[Component data from apps and pages]
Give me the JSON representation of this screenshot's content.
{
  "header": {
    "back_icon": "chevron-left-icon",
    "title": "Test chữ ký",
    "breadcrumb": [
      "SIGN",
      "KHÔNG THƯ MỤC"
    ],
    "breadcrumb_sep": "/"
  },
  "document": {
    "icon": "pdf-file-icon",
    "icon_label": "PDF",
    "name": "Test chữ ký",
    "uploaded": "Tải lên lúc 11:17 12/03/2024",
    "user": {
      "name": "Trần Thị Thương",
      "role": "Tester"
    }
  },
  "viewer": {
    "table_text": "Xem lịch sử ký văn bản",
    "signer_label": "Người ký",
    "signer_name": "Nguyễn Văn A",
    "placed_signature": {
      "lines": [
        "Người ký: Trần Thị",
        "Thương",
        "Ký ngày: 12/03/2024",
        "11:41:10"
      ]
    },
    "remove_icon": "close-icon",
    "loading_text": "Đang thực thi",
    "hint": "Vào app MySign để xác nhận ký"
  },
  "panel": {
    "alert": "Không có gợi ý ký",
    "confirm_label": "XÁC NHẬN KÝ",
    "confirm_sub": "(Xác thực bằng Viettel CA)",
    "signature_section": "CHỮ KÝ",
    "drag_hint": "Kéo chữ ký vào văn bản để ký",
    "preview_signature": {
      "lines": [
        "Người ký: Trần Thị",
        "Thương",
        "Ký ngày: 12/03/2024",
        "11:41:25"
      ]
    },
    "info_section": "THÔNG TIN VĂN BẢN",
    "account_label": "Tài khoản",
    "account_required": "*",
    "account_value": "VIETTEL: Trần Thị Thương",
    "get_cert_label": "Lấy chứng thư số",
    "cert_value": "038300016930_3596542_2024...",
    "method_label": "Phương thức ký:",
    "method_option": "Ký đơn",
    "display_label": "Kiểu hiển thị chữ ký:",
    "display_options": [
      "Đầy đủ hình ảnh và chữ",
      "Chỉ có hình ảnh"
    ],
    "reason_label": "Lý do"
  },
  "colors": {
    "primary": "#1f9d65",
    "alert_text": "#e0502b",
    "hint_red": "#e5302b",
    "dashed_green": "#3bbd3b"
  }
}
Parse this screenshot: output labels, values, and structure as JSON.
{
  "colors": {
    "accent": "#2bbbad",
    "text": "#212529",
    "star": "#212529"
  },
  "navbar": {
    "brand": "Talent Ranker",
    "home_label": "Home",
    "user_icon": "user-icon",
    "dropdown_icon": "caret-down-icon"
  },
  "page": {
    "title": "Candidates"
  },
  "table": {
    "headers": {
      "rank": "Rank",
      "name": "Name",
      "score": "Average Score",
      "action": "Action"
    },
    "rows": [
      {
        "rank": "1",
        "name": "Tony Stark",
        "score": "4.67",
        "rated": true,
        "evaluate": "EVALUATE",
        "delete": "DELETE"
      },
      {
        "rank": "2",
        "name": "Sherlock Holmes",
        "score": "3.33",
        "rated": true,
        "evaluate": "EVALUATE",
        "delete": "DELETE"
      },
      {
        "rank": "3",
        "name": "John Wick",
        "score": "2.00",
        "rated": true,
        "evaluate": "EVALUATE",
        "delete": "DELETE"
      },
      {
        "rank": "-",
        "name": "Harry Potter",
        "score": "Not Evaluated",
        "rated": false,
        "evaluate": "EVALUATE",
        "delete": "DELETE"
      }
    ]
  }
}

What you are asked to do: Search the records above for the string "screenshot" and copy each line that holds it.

Expected answer:
Give me the JSON representation of this screenshot's content.
Parse this screenshot: output labels, values, and structure as JSON.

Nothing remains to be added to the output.